Top of Information supplied

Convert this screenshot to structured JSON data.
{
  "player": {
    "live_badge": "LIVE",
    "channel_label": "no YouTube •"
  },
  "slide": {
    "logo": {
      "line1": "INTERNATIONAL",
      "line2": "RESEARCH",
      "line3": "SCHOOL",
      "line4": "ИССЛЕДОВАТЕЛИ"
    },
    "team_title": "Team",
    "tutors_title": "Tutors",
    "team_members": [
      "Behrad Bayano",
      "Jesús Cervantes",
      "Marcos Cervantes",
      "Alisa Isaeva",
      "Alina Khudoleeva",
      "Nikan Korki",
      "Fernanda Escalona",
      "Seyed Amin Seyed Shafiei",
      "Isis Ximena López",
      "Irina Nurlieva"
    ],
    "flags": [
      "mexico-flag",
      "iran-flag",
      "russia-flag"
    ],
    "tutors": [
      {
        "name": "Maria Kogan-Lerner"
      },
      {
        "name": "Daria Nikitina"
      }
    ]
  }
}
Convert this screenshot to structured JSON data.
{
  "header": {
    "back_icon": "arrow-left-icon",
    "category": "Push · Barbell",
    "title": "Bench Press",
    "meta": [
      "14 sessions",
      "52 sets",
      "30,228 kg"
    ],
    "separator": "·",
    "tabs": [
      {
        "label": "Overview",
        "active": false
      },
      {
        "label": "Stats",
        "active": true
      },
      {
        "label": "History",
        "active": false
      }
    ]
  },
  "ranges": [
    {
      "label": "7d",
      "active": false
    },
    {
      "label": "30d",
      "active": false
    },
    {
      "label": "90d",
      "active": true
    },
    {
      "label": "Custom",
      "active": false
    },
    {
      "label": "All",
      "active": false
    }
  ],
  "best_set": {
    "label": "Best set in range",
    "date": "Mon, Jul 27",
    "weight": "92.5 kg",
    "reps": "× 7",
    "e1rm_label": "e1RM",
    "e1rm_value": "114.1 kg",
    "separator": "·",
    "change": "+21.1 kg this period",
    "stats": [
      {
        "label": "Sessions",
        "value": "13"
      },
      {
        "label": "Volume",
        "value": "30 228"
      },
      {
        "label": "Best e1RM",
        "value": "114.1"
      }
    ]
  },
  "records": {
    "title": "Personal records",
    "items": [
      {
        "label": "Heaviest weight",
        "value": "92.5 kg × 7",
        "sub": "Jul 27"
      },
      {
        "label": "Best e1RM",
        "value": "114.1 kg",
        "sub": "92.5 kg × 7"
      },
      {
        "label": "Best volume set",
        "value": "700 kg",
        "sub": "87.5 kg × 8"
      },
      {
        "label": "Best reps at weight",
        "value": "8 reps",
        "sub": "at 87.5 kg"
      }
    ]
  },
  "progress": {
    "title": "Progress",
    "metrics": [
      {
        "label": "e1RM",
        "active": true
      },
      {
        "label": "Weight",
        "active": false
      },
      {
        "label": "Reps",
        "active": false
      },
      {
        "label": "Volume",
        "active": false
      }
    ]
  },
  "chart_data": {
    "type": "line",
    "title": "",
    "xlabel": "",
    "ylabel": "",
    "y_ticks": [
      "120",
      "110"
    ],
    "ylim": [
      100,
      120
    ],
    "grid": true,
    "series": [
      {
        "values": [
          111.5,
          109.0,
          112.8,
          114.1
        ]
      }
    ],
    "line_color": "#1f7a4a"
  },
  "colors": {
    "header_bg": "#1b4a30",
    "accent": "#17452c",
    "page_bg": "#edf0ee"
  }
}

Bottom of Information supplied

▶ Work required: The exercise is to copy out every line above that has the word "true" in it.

▶ Result of this task:
        "active": true
      "active": true
        "active": true
    "grid": true,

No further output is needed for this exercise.